Furthermore, while local licenses can continue until mid-2023, local governments cannot modify existing licensing requirements or create new licensing requirements, and they are prohibited from enforcing local licensing requirements not authorized by the new law.

The new regulation also alters Chapter 489 (Section 489.117) of the Florida Statutes which covers the registration of specialty contractors. It limits local licensing by governments and, in many cases, prohibits it. The law now states that job scopes for which a local government may not require a license include, but are not limited to:
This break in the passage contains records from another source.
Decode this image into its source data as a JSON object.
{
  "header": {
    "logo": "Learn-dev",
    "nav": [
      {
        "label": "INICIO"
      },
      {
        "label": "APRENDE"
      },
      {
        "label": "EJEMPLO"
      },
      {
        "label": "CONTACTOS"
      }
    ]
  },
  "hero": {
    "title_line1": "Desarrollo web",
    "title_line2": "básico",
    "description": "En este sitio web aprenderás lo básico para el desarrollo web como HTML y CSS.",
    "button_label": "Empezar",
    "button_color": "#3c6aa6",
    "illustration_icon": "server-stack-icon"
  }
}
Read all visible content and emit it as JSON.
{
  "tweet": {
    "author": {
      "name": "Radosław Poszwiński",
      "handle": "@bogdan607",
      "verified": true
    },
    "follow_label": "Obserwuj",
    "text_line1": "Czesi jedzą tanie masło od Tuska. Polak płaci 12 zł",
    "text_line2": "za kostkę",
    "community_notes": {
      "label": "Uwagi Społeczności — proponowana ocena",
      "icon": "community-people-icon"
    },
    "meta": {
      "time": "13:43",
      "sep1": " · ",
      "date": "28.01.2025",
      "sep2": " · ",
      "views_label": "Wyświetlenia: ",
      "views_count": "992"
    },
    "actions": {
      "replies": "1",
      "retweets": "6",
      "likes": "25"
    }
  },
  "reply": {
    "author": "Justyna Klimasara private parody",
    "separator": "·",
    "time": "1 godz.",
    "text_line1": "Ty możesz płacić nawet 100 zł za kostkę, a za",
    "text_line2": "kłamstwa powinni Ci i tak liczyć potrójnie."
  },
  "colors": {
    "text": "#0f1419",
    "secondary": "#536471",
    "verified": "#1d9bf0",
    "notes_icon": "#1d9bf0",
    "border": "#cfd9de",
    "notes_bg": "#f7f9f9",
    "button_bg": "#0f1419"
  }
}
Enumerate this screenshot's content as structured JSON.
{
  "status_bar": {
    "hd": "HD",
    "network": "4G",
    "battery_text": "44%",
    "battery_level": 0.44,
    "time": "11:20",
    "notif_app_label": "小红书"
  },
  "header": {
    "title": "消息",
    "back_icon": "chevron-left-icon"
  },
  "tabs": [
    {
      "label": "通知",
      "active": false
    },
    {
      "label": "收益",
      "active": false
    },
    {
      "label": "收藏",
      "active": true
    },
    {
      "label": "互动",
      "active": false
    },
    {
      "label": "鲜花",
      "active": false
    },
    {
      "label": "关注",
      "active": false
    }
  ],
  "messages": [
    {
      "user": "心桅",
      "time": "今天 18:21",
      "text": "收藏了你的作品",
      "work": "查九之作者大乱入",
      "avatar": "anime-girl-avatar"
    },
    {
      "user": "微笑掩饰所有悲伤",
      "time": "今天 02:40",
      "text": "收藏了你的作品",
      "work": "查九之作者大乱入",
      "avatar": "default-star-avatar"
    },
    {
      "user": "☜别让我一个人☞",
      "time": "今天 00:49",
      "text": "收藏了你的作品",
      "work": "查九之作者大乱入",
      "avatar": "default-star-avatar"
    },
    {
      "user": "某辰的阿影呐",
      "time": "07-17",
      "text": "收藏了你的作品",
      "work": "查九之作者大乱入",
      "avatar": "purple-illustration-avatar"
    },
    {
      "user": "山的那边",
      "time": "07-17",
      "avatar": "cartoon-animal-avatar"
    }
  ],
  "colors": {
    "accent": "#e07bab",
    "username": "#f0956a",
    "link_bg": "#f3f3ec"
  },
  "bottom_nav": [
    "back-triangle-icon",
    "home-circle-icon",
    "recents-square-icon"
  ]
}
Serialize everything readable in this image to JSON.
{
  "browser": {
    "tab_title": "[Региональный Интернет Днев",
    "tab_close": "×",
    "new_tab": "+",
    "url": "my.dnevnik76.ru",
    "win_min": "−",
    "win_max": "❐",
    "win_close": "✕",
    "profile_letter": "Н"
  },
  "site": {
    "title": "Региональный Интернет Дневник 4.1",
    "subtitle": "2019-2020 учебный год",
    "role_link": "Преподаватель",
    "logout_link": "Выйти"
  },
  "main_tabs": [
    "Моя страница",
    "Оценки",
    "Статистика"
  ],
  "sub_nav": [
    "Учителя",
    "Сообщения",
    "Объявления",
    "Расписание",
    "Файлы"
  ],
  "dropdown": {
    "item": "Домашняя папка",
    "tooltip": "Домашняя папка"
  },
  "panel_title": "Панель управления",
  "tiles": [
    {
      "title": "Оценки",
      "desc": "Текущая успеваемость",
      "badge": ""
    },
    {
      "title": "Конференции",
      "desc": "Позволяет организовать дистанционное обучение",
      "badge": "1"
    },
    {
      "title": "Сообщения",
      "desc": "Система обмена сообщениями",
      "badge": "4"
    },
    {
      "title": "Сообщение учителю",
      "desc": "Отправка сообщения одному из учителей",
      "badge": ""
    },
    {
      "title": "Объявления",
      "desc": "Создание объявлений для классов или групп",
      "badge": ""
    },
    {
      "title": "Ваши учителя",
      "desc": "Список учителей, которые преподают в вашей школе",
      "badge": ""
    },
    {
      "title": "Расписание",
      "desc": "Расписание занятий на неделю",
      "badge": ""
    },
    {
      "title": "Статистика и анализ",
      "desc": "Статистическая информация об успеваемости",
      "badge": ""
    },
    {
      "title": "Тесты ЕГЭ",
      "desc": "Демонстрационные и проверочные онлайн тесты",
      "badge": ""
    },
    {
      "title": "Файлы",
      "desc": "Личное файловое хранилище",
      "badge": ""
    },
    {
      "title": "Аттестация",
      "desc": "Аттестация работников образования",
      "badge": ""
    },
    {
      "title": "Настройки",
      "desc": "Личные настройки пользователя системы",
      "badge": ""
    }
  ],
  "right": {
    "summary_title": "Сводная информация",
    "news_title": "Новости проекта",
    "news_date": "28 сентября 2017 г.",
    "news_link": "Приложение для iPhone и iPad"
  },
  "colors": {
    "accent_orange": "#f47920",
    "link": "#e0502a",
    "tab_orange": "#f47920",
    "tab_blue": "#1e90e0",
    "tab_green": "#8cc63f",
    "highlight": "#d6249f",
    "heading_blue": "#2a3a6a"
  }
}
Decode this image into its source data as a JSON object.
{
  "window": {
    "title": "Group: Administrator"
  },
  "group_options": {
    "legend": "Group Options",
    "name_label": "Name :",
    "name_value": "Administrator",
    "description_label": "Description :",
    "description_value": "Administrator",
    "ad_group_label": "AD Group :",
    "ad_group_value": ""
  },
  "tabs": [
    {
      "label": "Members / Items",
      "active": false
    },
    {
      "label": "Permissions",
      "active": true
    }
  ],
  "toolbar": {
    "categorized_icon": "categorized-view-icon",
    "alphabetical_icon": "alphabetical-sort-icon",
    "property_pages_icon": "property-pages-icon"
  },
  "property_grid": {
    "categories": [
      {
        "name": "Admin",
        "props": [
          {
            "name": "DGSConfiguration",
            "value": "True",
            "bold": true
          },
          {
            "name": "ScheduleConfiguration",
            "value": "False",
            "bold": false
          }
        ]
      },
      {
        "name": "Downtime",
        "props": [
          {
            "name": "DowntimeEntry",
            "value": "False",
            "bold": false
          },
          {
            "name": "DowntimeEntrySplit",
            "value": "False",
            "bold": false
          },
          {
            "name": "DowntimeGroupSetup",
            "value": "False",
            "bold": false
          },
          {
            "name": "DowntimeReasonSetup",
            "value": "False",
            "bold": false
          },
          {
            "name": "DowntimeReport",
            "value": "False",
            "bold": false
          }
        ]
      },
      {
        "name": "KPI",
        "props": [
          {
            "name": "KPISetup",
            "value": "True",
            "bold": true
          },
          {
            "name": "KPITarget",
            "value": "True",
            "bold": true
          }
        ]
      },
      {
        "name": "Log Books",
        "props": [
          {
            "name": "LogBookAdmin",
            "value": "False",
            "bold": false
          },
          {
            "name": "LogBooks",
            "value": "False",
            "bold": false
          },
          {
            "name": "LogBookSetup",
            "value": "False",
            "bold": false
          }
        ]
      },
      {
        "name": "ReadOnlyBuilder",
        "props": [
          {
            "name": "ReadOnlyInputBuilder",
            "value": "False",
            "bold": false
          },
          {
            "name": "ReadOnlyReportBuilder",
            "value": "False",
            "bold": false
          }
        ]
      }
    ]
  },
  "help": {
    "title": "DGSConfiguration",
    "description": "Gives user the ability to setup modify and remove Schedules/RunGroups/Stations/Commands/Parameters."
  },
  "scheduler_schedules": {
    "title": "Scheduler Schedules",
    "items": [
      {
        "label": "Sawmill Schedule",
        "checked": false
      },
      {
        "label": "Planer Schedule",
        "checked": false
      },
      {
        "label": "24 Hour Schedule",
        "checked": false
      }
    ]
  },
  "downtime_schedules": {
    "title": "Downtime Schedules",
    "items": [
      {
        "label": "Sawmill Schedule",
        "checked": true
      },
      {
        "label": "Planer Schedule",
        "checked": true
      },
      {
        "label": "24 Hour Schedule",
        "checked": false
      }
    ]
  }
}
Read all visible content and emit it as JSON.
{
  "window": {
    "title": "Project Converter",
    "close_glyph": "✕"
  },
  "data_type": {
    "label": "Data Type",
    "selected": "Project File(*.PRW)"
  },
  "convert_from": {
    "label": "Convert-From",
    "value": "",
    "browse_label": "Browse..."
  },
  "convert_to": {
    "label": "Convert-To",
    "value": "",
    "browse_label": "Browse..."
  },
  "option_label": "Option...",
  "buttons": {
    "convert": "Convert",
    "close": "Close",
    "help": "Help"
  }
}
  • Cabinetry
  • Canvas awning and ornamental iron installation
  • Caulking
  • Decorative stone, tile, marble, granite, or terrazzo installations
  • Driveway or tennis court installations
  • Flooring
  • Handyman services
  • Interior remodeling
  • Painting
  • Plastering
  • Stuccoing

Local governments are permitted, however, to issue journeyman licenses in the mechanical, plumbing, pipefitting, or HVAC trades, as well as the alarm and electrical system trades.

Under the new law, local governments are also now prohibited from requiring someone to obtain a license for work that doesn’t substantially correspond to the job scope of a:

  • General contractor
  • Building contractor
  • Residential contractor
  • Sheet metal contractor
  • Roofing contractor
  • Class A, B, or C air-conditioning contractor
  • Mechanical contractor
  • Commercial pool/spa contractor
  • Residential pool/spa contractor
  • Swimming pool/spa servicing contractor
  • Plumbing contractor
  • Underground utility and excavation contractor
  • Solar contractor
  • Specialty contractor as defined by Fla. Stat. § 489.117(4)(a).

The bottom line? What this latest update means is that for many specialty contractors, previous licensing requirements are eliminated. Further, from the statute’s wording, it appears a state license will also not be required for these trades. In other words, unless there’s a specific state license required under Chapter 489, Florida Statutes, for the work you want to perform, you likely can carry out the work without a license.

Learn More About Updates to Florida’s Contractor Licensing Law

As always, if you have questions about whether the work you’re performing requires a license under Florida’s contractor licensing requirements, the business attorneys at Munizzi Law Firm can advise you on construction law and regulatory compliance. Contact us today to learn more or to schedule a consultation.